But what was noticeable about the event today was that the police had cordoned off a part of Birmingham in order to keep the demonstration out of sight of any members of the public. The marchers took their peaceful, silent walk up a closed dual carriageway road, assembling to hear speeches in a business park that was empty for the weekend.
PEGIDA UK founder Tommy Robinson speaks to the crowd.
"They've marched us in the middle of nowhere," said Mr. Robinson, before moving on to speak about how his political activities had for years warned about Muslim grooming gangs. He noted that while there were only a few hundreds in attendance today, the movement was going to shift in order to attract mass appeal over the coming weeks and months, announcing that the next rally would be "through a town centre." That town centre is going to be Rotherham – where at least 1,400 predominantly white girls were groomed, abused, or raped by gangs of Muslim men.
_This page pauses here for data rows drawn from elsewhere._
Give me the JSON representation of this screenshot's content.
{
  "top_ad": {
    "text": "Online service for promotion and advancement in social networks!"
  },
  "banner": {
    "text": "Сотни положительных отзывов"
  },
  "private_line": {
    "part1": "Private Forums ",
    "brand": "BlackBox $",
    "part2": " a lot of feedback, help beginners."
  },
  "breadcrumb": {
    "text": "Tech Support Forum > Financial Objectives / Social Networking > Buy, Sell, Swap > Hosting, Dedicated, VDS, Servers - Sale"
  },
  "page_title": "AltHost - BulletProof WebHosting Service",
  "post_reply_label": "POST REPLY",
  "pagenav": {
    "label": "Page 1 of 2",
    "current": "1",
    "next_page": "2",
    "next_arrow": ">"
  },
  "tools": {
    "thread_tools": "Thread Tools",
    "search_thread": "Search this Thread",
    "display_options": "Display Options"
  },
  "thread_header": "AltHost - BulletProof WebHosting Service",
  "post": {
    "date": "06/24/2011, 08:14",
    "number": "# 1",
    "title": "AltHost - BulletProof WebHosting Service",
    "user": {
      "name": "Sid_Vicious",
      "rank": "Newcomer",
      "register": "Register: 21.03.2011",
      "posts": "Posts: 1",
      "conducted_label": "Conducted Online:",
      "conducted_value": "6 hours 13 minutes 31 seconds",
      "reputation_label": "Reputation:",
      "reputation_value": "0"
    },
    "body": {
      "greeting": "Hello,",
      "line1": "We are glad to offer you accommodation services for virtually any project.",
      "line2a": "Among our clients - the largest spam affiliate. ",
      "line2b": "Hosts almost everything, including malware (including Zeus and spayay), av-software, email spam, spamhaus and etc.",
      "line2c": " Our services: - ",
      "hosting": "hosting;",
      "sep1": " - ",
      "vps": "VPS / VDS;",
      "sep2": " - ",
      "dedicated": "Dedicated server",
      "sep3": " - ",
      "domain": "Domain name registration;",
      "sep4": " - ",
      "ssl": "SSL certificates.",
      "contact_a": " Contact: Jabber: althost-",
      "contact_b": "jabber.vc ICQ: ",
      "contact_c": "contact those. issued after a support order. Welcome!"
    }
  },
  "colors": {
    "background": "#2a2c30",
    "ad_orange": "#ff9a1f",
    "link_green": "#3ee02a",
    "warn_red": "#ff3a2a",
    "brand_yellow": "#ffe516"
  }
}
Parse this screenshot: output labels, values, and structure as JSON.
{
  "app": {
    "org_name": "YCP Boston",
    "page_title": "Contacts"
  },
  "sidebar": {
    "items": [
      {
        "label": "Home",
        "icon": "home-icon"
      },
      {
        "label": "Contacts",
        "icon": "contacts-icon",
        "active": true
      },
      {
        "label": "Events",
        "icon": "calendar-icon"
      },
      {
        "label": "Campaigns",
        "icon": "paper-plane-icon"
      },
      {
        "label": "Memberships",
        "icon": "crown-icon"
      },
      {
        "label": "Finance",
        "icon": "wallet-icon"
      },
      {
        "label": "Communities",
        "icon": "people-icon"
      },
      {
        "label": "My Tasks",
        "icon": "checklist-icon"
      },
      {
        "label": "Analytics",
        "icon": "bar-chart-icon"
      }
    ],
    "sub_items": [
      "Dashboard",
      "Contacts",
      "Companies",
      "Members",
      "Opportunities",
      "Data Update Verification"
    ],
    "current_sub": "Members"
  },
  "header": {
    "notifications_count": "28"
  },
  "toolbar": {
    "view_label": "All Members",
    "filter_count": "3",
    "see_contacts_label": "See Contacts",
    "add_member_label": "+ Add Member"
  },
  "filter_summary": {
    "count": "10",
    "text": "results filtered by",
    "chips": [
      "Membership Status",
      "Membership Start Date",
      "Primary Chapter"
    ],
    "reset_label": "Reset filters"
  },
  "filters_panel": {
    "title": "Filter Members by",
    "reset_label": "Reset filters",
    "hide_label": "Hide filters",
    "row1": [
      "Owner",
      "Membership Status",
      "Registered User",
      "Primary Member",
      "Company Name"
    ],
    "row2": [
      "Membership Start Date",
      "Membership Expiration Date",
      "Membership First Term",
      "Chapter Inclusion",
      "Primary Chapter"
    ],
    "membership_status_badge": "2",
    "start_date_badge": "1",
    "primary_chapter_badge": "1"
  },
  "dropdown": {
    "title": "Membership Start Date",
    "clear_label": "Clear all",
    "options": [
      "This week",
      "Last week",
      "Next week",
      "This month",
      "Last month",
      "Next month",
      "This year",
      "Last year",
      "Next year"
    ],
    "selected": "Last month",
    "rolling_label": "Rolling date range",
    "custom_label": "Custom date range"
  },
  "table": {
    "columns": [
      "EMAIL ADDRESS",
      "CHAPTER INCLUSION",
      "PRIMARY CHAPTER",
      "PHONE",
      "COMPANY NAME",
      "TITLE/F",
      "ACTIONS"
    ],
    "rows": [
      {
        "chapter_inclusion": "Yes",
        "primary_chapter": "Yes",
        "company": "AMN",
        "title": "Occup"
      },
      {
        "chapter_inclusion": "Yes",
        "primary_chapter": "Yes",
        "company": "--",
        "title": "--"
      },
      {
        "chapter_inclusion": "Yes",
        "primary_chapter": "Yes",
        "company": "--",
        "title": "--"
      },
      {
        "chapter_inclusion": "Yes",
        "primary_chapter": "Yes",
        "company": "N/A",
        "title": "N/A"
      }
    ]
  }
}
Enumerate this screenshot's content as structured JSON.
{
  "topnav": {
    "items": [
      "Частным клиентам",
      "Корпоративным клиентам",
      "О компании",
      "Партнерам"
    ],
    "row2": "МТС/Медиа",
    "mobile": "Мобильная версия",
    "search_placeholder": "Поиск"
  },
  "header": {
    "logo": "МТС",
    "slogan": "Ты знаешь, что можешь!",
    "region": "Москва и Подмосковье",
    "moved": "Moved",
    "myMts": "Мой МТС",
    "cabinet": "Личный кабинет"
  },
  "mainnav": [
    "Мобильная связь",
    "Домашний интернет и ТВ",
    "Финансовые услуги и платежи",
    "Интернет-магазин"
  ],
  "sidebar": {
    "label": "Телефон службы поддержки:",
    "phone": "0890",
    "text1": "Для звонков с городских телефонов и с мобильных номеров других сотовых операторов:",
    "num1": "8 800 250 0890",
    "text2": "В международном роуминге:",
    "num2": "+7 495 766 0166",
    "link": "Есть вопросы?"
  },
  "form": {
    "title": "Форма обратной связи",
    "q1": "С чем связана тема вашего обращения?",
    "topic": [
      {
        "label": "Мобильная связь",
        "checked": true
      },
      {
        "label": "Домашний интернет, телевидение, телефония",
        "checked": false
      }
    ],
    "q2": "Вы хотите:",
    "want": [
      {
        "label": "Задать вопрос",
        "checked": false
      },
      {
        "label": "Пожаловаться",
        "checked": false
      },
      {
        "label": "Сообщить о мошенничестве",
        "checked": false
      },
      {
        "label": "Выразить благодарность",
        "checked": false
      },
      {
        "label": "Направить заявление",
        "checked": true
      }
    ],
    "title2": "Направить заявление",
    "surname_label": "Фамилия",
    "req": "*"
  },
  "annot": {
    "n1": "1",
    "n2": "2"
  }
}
"We expect the British police to uphold our rights and defend our rights to peacefully walk through a city centre," Mr. Robinson demanded, "So the next city we're going to march through, in silence, in contempt, and in disgust at what is happening, is Rotherham."
Ms. Waters, who lost her position on the UK Independence Party (UKIP) London Assembly election list due to her involvement with PEGIDA, walked the crowd through why women should be extra vigilant at this time of mass migration – particularly because Europe's new Muslims appear not to be willing to compromise on their misogynistic upbringings when moving here.
"We hear it all the time," she began, "they're coming from Syria, they're refugees. Quite frankly I don't care where they're coming from. I don't care if they're refugees, or asylum seekers or anything else. You don't get to come into our countries and assault us in the streets."
She added: "Germany will never be the same again... let's have a look at the countries these men are coming from... Somalia is quite high on the list. In Somalia, 97 per cent of girls have their genitals butchered by their own families... North Africa... Egypt for example... 99 per cent of women are sexually harassed in their life times. What do we expect to happen [in Europe]?"
Turnout was lower than organisers had hoped.
Mr. Bachmann drew cheers from the audience as he discussed Germany's migrant crisis and how the political establishment was giving away European culture and identity with its political correctness and importation of cheap, migrant labour. He said: "We have to move our asses, it is necessary. What the politicians are doing right now... is just crazy, it's mad. It's going to be the end of our European culture if we don't move. The politicians are putting us into a European people's war... and it's going to be a religious war... if we don't stand now for our values, for our culture, and for our children."
"They don't respect our culture," he added, speaking of the millions of migrants who have come to Europe in the past few years. "Most of them are Muslims and there is an Islamisation going on across the whole of Europe. Everybody can see it, and everybody can feel it."
The event was attended by a diverse group of people, though predominantly white and workingclass, a smattering of former Muslims, Hindus, gay rights campaigners, and women – some of which had babes in arms or prams.
The takeaway from the event was: this is a peaceful protest by normal individuals from across the United Kingdom – not the "fascist" or "racist" types that they are often portrayed as across the media.
Attendees spoke to Breitbart London, lamenting the fact that PEGIDA UK was not advertising its events well enough, and with many stating that they had now given up on the UK Independence Party and were looking for something new to follow and support.
One attendee told Breitbart London: "We left UKIP. It's time for something new," while another said: "After the [EU] referendum [on Great Britain leaving the European Union], UKIP needs to start talking about these [Islamist] issues, or become irrelevant."
Raheem Kassam is a Shillman-Ginsburg fellow at the Middle East Forum and editor-in-chief of Breitbart London.